Again, caloric restriction has worked quite well for me in the past, and in that sense, I feel that the band is good for someone with symptoms such as mine. Because I have only had success with caloric restriction AND exercise, I feel that the band facilitates both of these objectives. It limits my appetite and calorie intake and as the weight drops, it helps me get back to the gym without having to endure painful workouts because of the excess weight. You might be wondering why I don't just see a nutritionist to work out an eating plan. I have met with a nutritionist in the past, but it hasn't solved the problem of the irritability and all-around terribleness I feel when I eat less than 1000 calories a day. And despite meeting with nutritionists, I have managed to gain the weight right back in incremental periods of time.
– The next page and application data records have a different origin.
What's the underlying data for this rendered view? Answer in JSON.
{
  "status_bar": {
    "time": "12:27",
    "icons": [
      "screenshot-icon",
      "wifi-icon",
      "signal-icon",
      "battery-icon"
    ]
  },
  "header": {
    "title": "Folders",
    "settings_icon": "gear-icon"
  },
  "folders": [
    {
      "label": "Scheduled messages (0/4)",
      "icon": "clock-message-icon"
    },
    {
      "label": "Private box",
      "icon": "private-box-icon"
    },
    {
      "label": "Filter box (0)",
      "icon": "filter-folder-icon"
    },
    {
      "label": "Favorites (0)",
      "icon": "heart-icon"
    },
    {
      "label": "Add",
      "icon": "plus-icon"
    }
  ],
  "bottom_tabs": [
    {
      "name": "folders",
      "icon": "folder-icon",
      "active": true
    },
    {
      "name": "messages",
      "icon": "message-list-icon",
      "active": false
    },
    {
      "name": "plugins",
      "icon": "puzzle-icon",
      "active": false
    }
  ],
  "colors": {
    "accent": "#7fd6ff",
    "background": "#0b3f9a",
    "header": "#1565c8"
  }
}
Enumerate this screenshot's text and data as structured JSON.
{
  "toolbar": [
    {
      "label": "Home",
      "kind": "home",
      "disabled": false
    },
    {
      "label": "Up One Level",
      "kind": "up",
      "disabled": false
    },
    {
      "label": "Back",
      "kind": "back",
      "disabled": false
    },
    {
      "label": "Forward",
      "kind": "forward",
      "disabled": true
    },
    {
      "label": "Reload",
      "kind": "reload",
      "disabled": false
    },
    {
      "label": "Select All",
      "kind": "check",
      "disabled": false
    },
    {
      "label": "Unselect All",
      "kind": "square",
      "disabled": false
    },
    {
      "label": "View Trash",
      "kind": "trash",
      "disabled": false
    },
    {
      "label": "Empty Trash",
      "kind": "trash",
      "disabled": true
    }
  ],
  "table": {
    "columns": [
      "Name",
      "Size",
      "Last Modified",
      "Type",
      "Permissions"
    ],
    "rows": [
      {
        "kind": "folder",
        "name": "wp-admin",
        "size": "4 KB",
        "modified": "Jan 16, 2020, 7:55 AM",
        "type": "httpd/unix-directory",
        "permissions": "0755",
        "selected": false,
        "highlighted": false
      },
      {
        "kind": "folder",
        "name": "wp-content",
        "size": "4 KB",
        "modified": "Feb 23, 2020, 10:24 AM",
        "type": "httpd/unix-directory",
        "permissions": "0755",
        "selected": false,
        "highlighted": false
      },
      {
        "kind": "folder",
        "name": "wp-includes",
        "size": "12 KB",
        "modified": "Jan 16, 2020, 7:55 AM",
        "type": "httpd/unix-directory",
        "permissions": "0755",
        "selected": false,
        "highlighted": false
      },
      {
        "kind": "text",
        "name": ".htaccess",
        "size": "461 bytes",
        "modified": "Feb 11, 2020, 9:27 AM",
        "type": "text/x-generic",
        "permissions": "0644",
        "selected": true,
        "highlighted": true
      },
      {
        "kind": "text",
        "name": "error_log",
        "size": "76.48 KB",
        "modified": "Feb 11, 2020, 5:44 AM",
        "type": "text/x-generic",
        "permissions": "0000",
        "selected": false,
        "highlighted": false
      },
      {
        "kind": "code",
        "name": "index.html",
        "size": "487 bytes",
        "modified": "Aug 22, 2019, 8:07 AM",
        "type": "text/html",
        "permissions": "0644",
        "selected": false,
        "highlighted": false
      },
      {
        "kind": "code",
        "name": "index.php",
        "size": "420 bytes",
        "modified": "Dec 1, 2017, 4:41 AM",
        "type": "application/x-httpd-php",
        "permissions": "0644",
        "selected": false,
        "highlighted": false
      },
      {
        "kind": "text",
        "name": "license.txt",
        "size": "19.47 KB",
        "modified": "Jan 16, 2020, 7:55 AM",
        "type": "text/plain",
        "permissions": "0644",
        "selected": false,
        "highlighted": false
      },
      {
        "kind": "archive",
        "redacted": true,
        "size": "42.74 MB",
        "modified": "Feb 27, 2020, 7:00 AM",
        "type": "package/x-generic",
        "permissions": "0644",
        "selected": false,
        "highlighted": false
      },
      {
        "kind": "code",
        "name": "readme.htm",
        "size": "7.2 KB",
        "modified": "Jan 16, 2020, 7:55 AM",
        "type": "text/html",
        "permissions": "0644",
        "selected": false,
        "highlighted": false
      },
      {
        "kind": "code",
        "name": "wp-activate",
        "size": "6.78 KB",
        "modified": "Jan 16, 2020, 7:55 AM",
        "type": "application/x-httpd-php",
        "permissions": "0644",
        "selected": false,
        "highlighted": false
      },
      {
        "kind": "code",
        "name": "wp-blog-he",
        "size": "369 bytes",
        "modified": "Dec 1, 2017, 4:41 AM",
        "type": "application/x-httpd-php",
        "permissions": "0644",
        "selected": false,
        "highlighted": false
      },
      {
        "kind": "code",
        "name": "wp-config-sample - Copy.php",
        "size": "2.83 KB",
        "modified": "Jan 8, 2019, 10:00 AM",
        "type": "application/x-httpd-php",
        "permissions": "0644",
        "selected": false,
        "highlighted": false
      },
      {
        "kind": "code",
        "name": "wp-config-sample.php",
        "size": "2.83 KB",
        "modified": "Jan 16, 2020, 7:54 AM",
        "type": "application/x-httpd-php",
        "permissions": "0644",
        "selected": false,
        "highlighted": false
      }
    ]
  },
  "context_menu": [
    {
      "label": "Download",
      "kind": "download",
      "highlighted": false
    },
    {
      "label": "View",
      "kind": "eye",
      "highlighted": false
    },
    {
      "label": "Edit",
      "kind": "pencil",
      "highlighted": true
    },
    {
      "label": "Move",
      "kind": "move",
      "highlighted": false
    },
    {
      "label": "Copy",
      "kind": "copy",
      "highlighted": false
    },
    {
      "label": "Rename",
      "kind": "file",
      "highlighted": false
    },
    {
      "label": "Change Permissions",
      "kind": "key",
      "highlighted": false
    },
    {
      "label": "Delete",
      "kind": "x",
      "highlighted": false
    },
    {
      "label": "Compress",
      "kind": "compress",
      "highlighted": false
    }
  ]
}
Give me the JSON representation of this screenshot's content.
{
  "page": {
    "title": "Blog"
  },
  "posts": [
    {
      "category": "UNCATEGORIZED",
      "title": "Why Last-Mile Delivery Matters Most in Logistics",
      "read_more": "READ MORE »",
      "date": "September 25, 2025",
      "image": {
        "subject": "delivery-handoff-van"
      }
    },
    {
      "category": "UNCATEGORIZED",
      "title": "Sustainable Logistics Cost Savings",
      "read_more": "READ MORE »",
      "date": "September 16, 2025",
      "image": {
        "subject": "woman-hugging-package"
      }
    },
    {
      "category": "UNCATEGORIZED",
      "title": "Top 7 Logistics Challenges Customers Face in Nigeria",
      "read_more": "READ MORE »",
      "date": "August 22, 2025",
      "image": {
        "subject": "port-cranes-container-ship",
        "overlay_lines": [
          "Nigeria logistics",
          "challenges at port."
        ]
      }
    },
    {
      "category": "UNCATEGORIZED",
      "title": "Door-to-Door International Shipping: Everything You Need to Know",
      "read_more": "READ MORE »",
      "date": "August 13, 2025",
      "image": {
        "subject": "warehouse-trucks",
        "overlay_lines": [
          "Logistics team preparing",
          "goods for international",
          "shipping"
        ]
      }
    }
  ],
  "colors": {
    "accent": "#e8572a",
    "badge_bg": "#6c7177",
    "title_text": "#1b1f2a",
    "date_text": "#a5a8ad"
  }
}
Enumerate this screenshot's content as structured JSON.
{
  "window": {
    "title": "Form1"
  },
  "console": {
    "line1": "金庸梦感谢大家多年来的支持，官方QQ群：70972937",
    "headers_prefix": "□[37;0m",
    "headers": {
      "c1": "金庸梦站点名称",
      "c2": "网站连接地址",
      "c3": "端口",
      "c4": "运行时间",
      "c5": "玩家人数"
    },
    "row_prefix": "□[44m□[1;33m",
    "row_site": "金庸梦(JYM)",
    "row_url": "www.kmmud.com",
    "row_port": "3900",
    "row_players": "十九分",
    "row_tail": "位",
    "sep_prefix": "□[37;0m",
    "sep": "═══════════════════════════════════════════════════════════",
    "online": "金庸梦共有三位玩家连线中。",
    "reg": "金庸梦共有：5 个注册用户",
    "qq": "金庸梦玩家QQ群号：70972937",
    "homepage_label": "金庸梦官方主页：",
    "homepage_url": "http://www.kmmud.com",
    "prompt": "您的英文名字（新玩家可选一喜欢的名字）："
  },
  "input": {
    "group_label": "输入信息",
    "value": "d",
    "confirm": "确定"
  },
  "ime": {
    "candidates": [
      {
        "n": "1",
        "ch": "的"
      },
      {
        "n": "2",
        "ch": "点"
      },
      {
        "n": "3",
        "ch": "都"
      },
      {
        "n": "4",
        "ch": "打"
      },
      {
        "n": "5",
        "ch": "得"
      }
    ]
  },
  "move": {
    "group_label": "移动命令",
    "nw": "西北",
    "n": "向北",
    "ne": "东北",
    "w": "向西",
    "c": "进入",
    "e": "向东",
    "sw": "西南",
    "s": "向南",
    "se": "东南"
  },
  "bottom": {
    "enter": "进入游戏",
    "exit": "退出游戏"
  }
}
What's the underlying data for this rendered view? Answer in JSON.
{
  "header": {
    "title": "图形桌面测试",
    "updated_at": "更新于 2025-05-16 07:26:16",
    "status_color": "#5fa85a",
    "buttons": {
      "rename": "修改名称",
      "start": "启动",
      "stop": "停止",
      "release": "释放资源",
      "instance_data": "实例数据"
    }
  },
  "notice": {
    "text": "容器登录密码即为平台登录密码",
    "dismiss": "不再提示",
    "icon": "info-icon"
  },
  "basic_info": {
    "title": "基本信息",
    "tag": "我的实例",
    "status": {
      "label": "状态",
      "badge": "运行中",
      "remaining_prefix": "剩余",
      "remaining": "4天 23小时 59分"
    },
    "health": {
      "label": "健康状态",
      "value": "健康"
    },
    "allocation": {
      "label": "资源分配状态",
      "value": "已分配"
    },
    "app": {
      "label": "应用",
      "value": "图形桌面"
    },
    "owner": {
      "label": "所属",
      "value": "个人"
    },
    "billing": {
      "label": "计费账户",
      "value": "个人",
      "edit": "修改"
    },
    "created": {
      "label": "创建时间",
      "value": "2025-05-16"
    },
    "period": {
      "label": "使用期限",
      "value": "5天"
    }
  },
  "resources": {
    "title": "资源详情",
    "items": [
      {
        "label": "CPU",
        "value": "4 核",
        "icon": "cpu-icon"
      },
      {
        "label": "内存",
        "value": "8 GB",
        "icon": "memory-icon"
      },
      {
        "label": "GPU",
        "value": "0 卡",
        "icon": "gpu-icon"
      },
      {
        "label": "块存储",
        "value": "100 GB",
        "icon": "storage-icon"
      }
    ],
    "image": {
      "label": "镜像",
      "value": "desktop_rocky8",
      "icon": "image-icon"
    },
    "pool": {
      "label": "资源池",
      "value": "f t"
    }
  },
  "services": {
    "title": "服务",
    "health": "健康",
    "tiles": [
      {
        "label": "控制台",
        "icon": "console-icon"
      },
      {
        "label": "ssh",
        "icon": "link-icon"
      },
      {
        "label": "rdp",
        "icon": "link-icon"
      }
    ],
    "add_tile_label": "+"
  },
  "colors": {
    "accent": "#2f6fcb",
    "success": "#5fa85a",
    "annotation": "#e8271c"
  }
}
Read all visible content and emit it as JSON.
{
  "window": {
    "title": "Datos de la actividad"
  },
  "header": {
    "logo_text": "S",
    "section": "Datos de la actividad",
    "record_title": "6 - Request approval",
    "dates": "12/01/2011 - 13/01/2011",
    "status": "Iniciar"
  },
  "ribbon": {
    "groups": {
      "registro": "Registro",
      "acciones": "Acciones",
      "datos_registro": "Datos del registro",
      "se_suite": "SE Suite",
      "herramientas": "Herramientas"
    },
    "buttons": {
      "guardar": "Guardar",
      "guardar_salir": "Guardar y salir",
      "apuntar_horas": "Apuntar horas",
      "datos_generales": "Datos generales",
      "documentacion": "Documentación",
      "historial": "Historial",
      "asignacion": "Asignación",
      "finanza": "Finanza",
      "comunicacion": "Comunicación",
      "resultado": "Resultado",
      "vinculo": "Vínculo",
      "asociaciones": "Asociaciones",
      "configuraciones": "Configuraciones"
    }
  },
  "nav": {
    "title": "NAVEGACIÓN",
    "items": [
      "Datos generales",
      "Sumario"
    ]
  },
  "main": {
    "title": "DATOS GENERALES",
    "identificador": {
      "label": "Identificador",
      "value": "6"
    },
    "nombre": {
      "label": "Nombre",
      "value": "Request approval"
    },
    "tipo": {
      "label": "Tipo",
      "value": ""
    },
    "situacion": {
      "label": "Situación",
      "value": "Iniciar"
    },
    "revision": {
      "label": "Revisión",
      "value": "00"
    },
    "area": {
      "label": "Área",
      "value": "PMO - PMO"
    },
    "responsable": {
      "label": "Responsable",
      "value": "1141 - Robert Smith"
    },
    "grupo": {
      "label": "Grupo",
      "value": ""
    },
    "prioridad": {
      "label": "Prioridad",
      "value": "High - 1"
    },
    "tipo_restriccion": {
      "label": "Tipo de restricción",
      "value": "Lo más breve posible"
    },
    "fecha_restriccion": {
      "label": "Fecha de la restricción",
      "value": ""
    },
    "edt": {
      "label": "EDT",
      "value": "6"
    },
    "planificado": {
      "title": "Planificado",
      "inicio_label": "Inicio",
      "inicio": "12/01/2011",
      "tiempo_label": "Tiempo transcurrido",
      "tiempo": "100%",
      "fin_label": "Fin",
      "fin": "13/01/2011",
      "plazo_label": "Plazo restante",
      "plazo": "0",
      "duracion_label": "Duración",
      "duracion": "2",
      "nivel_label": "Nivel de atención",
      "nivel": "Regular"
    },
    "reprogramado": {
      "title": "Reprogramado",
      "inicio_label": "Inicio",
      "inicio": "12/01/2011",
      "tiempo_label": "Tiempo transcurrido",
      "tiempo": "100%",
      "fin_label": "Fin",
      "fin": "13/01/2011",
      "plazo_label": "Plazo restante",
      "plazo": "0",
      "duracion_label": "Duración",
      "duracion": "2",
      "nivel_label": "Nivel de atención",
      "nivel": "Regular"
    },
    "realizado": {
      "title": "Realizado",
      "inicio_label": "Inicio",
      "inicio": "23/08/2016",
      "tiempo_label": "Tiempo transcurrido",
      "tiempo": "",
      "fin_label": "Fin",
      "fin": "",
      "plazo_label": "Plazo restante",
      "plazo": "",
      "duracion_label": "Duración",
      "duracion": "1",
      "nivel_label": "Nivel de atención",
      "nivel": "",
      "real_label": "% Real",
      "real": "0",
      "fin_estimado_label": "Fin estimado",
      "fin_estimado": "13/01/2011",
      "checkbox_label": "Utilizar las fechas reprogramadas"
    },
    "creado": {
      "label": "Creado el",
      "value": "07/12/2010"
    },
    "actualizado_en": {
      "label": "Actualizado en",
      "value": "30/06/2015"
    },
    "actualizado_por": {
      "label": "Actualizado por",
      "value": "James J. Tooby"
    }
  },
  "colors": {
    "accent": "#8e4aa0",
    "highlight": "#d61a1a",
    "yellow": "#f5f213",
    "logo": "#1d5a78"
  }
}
I also think I'm a good candidate for the band, b/c I'm not someone who'd cheat with it. I, for the most part, already have relatively good eating habits. The one thing I have struggled with is carbohydrates (e.g. breads/pastas)-- which is incredibly bad for someone with hormonal imbalances (since it is a contributing factor to truncular obesity). The band is a good deterrent for eating an unnecessary amount of these foods.

I realize that the band is a very drastic procedure. I've been considering this surgery for quite some time now and my recent diagnosis and bloodwork pushed me to make that final decision. Because calorie restriction has worked for me in the past, I am confident that the band will aid me in this endeavor. In the past, while limiting my calories, I've been irritable and a complete terror. I know that even with the band, I will experience hunger but I believe that that hunger will be considerably alleviated than the hunger I'd feel without the band. I also don't suffer currently from emotional eating so I'd have no problem differentiating real hunger from head hunger while banded.

Now back to my original post.... because I carry so much of my weight in my upper body (e.g. stomach, shoulders, upper arms, chin, neck, etc.) I am worried what will happen to me if I lose the excess 40+ lbs... I'm in my mid-twenties and in previous years, my skin has "bounced" back. But my stomach is currently HUGE (I look like I could be 7 months pregnant) and this is the area I am mainly concerned with... However, I'd still rather be at a healthy weight with excess skin than stay at my current weight without excess skin.

Any advice now that you've heard my spiel =) Thanks again.

Gwen said...

Blair, I understand the idea of the "preemptive strike" and wanting to nip an obesity problem in the bud. I hope it works for you. Do you have a surgeon who will do your surgery?

You are less likely to have loose skin problems than people who have more weight to lose. It's impossible to predict how you will do, though. Like I said, I have loose skin, but not as bad as most people. I will probably have a tummy tuck one day, but it's not urgent. But I'm about 10 years older than you, so yours is likely to do even better.

Good luck to you.